The luscious aroma of flowers attracts lovers, and the biological role of that smell is similar: to attract pollinators.. . .Plants and pollinators often display a long history of mutual evolution, Iltis adds. When Charles Darwin saw a flower with a foot-long tube during the 1800s, he predicted the existence of a moth with an equally long that could reach the female parts at the bottom of the tube. This moth was discovered more than a century later!
The minty, oily or sharp smells produced when you crush a leaf or stem play a defensive role, Iltis says. These smells come from chemicals that are often toxic to animals, and thus serve as a one-two punch: they smell (and taste) terrible, and then they make you sick if you ignore your senses and take a bite. . . .
But there is more to flower scents that that. Many are deliberate deceptions that evolved to trick pollinators into pollinating them while not receiving any pollen back as a reward.
Dendrobium sinense orchids on the Chinese island of Hainan, mimic the scent a honey bee makes when it is in distress. This scent is used to warn other bees to stay away. Hornets that eat the bees know the scent and land on the orchids producing the scent hoping to find food. The orchid gets pollinated, the hornet goes away hungry.
Ophrys orchids give off the same scent that female bees give off when attracting a mate. Male bees come to the Ophrys orchid looking for a mate and pollinate the orchid while there. But it’s not just Ophrys, 18 of 20 orchids tested gave off at least trace amounts of alkenes.
Female bees are much better at pollinating plants, but male bees travel further.
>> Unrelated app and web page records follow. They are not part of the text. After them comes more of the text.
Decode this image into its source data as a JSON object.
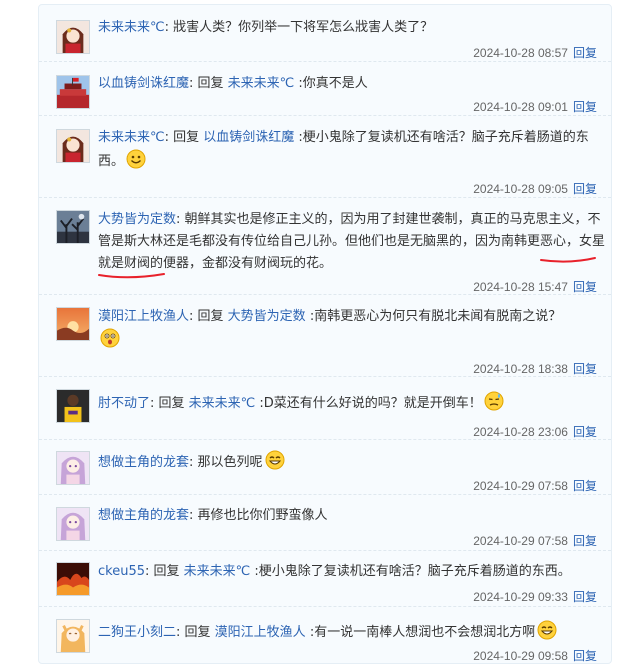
{
  "replies": [
    {
      "user": "未来未来℃",
      "sep": ": ",
      "reply_word": "",
      "target": "",
      "content": "戕害人类？你列举一下将军怎么戕害人类了？",
      "time": "2024-10-28 08:57",
      "reply_btn": "回复",
      "avatar": "anime-girl-red"
    },
    {
      "user": "以血铸剑诛红魔",
      "sep": ": ",
      "reply_word": "回复 ",
      "target": "未来未来℃",
      "content": " :你真不是人",
      "time": "2024-10-28 09:01",
      "reply_btn": "回复",
      "avatar": "red-flag-building"
    },
    {
      "user": "未来未来℃",
      "sep": ": ",
      "reply_word": "回复 ",
      "target": "以血铸剑诛红魔",
      "content": " :梗小鬼除了复读机还有啥活？脑子充斥着肠道的东西。",
      "time": "2024-10-28 09:05",
      "reply_btn": "回复",
      "avatar": "anime-girl-red",
      "emoji": "smile"
    },
    {
      "user": "大势皆为定数",
      "sep": ": ",
      "reply_word": "",
      "target": "",
      "content": "朝鲜其实也是修正主义的，因为用了封建世袭制，真正的马克思主义，不管是斯大林还是毛都没有传位给自己儿孙。但他们也是无脑黑的，因为南韩更恶心，女星就是财阀的便器，金都没有财阀玩的花。",
      "time": "2024-10-28 15:47",
      "reply_btn": "回复",
      "avatar": "dark-tree"
    },
    {
      "user": "漠阳江上牧渔人",
      "sep": ": ",
      "reply_word": "回复 ",
      "target": "大势皆为定数",
      "content": " :南韩更恶心为何只有脱北未闻有脱南之说？",
      "time": "2024-10-28 18:38",
      "reply_btn": "回复",
      "avatar": "sunset",
      "emoji": "surprised"
    },
    {
      "user": "肘不动了",
      "sep": ": ",
      "reply_word": "回复 ",
      "target": "未来未来℃",
      "content": " :D菜还有什么好说的吗？就是开倒车！",
      "time": "2024-10-28 23:06",
      "reply_btn": "回复",
      "avatar": "basketball-player",
      "emoji": "sweat"
    },
    {
      "user": "想做主角的龙套",
      "sep": ": ",
      "reply_word": "",
      "target": "",
      "content": "那以色列呢",
      "time": "2024-10-29 07:58",
      "reply_btn": "回复",
      "avatar": "anime-girl-purple",
      "emoji": "grin"
    },
    {
      "user": "想做主角的龙套",
      "sep": ": ",
      "reply_word": "",
      "target": "",
      "content": "再修也比你们野蛮像人",
      "time": "2024-10-29 07:58",
      "reply_btn": "回复",
      "avatar": "anime-girl-purple"
    },
    {
      "user": "ckeu55",
      "sep": ": ",
      "reply_word": "回复 ",
      "target": "未来未来℃",
      "content": " :梗小鬼除了复读机还有啥活？脑子充斥着肠道的东西。",
      "time": "2024-10-29 09:33",
      "reply_btn": "回复",
      "avatar": "fire-landscape"
    },
    {
      "user": "二狗王小刻二",
      "sep": ": ",
      "reply_word": "回复 ",
      "target": "漠阳江上牧渔人",
      "content": " :有一说一南棒人想润也不会想润北方啊",
      "time": "2024-10-29 09:58",
      "reply_btn": "回复",
      "avatar": "anime-girl-orange",
      "emoji": "grin"
    }
  ],
  "colors": {
    "username": "#2d64b3",
    "text": "#333333",
    "time": "#666666",
    "annotation": "#e8212b",
    "background": "#f7fbfe"
  }
}
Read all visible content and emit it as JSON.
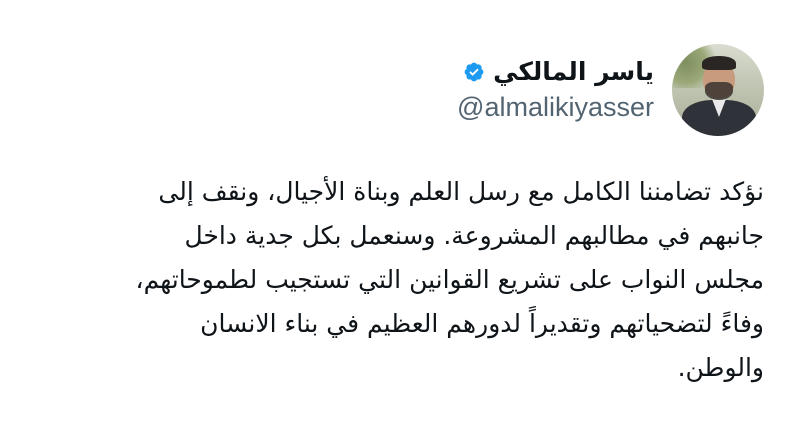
{
  "user": {
    "display_name": "ياسر المالكي",
    "handle": "@almalikiyasser",
    "verified": true,
    "verified_color": "#1d9bf0"
  },
  "tweet": {
    "lines": [
      "نؤكد تضامننا الكامل مع رسل العلم وبناة الأجيال، ونقف إلى",
      "جانبهم في مطالبهم المشروعة. وسنعمل بكل جدية داخل",
      "مجلس النواب على تشريع القوانين التي تستجيب لطموحاتهم،",
      "وفاءً لتضحياتهم وتقديراً لدورهم العظيم في بناء الانسان",
      "والوطن."
    ]
  },
  "icons": {
    "verified": "verified-badge-icon"
  }
}
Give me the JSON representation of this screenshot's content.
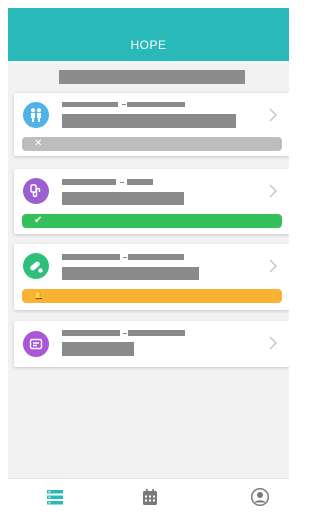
{
  "app": {
    "title": "HOPE"
  },
  "cards": [
    {
      "icon": "family-icon",
      "icon_color": "#4fb2e8",
      "status_symbol": "✕",
      "status_color": "#bdbdbd"
    },
    {
      "icon": "drip-icon",
      "icon_color": "#9b5fd0",
      "status_symbol": "✔",
      "status_color": "#33c05a"
    },
    {
      "icon": "pills-icon",
      "icon_color": "#2ec07a",
      "status_symbol": "🔔",
      "status_color": "#f9b233"
    },
    {
      "icon": "message-icon",
      "icon_color": "#a855d8"
    }
  ],
  "tabs": [
    {
      "icon": "list-icon",
      "active": true,
      "color": "#29b9b9"
    },
    {
      "icon": "calendar-icon",
      "active": false,
      "color": "#7a7a7a"
    },
    {
      "icon": "profile-icon",
      "active": false,
      "color": "#7a7a7a"
    }
  ]
}
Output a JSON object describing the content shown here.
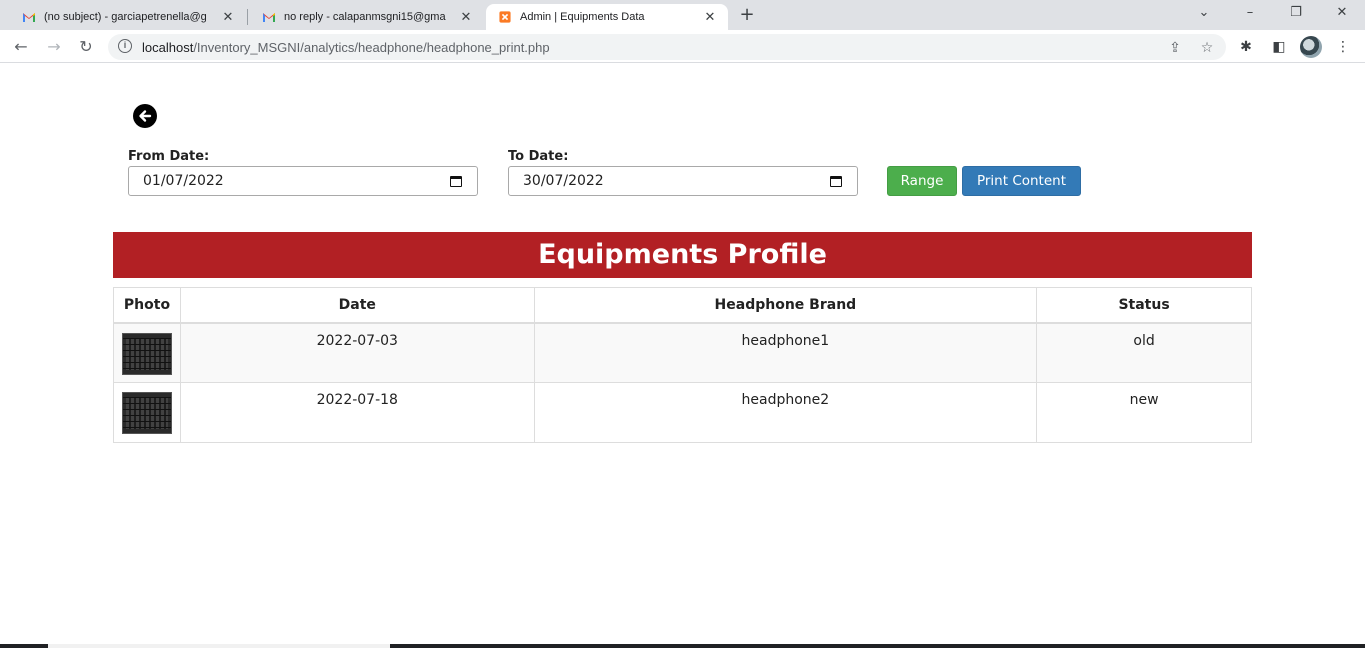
{
  "browser": {
    "tabs": [
      {
        "title": "(no subject) - garciapetrenella@g",
        "favicon": "gmail-icon",
        "active": false
      },
      {
        "title": "no reply - calapanmsgni15@gma",
        "favicon": "gmail-icon",
        "active": false
      },
      {
        "title": "Admin | Equipments Data",
        "favicon": "xampp-icon",
        "active": true
      }
    ],
    "url_host": "localhost",
    "url_path": "/Inventory_MSGNI/analytics/headphone/headphone_print.php"
  },
  "filters": {
    "from_label": "From Date:",
    "from_value": "01/07/2022",
    "to_label": "To Date:",
    "to_value": "30/07/2022",
    "range_button": "Range",
    "print_button": "Print Content"
  },
  "report": {
    "title": "Equipments Profile",
    "columns": [
      "Photo",
      "Date",
      "Headphone Brand",
      "Status"
    ],
    "rows": [
      {
        "date": "2022-07-03",
        "brand": "headphone1",
        "status": "old"
      },
      {
        "date": "2022-07-18",
        "brand": "headphone2",
        "status": "new"
      }
    ]
  },
  "colors": {
    "banner": "#b22024",
    "range_button": "#4cae4c",
    "print_button": "#337ab7"
  }
}
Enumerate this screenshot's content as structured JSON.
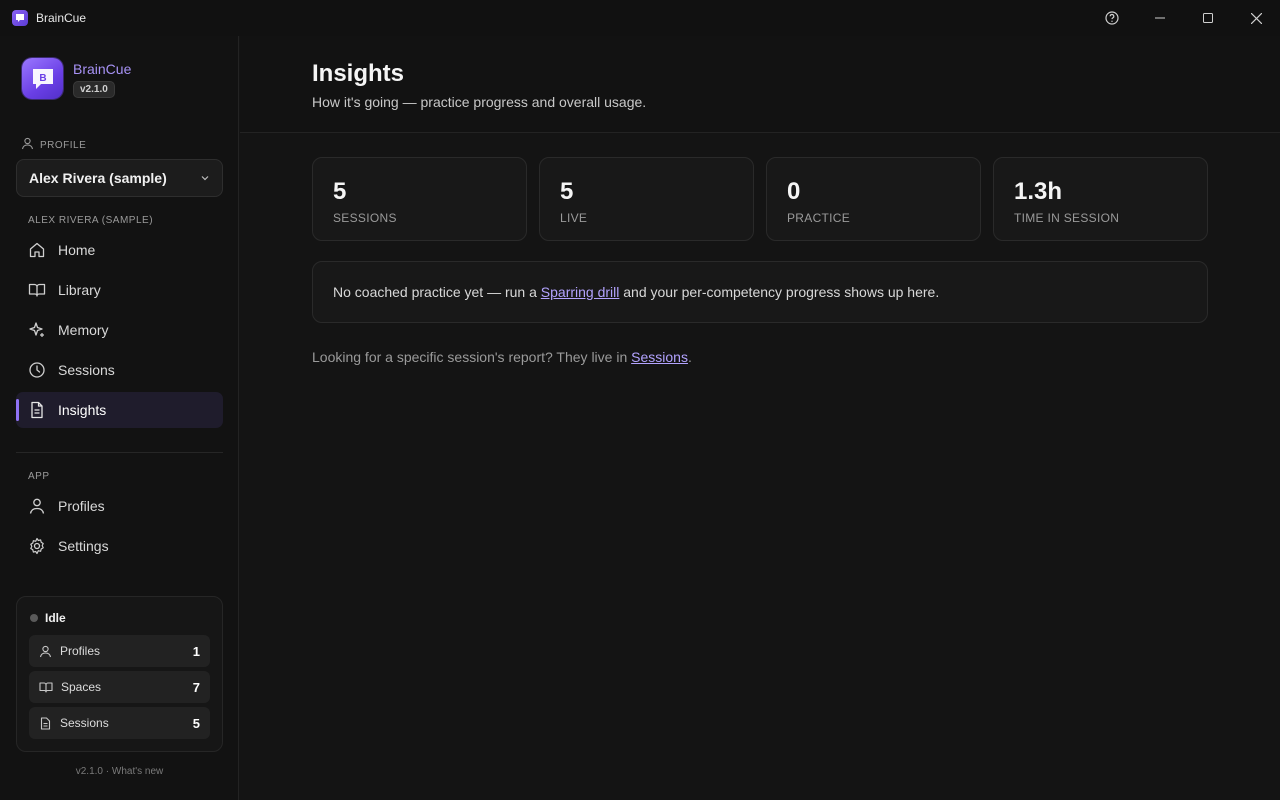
{
  "titlebar": {
    "app_name": "BrainCue"
  },
  "brand": {
    "name": "BrainCue",
    "version": "v2.1.0",
    "logo_letter": "B"
  },
  "profile": {
    "section_label": "PROFILE",
    "selected": "Alex Rivera (sample)"
  },
  "nav": {
    "section_label": "ALEX RIVERA (SAMPLE)",
    "items": [
      {
        "label": "Home",
        "icon": "home-icon"
      },
      {
        "label": "Library",
        "icon": "book-icon"
      },
      {
        "label": "Memory",
        "icon": "sparkle-icon"
      },
      {
        "label": "Sessions",
        "icon": "clock-icon"
      },
      {
        "label": "Insights",
        "icon": "document-icon",
        "active": true
      }
    ]
  },
  "app_nav": {
    "section_label": "APP",
    "items": [
      {
        "label": "Profiles",
        "icon": "user-icon"
      },
      {
        "label": "Settings",
        "icon": "gear-icon"
      }
    ]
  },
  "status": {
    "state": "Idle",
    "rows": [
      {
        "label": "Profiles",
        "count": "1",
        "icon": "user-icon"
      },
      {
        "label": "Spaces",
        "count": "7",
        "icon": "book-icon"
      },
      {
        "label": "Sessions",
        "count": "5",
        "icon": "document-icon"
      }
    ]
  },
  "footer": {
    "text": "v2.1.0 · What's new"
  },
  "page": {
    "title": "Insights",
    "subtitle": "How it's going — practice progress and overall usage."
  },
  "metrics": [
    {
      "value": "5",
      "caption": "SESSIONS"
    },
    {
      "value": "5",
      "caption": "LIVE"
    },
    {
      "value": "0",
      "caption": "PRACTICE"
    },
    {
      "value": "1.3h",
      "caption": "TIME IN SESSION"
    }
  ],
  "notice": {
    "before": "No coached practice yet — run a ",
    "link": "Sparring drill",
    "after": " and your per-competency progress shows up here."
  },
  "hint": {
    "before": "Looking for a specific session's report? They live in ",
    "link": "Sessions",
    "after": "."
  },
  "colors": {
    "accent": "#8f72f5",
    "link": "#b3a3ff",
    "background": "#141414"
  }
}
Plants who specifically target male bees will spread and receive pollen from a wider range of plants.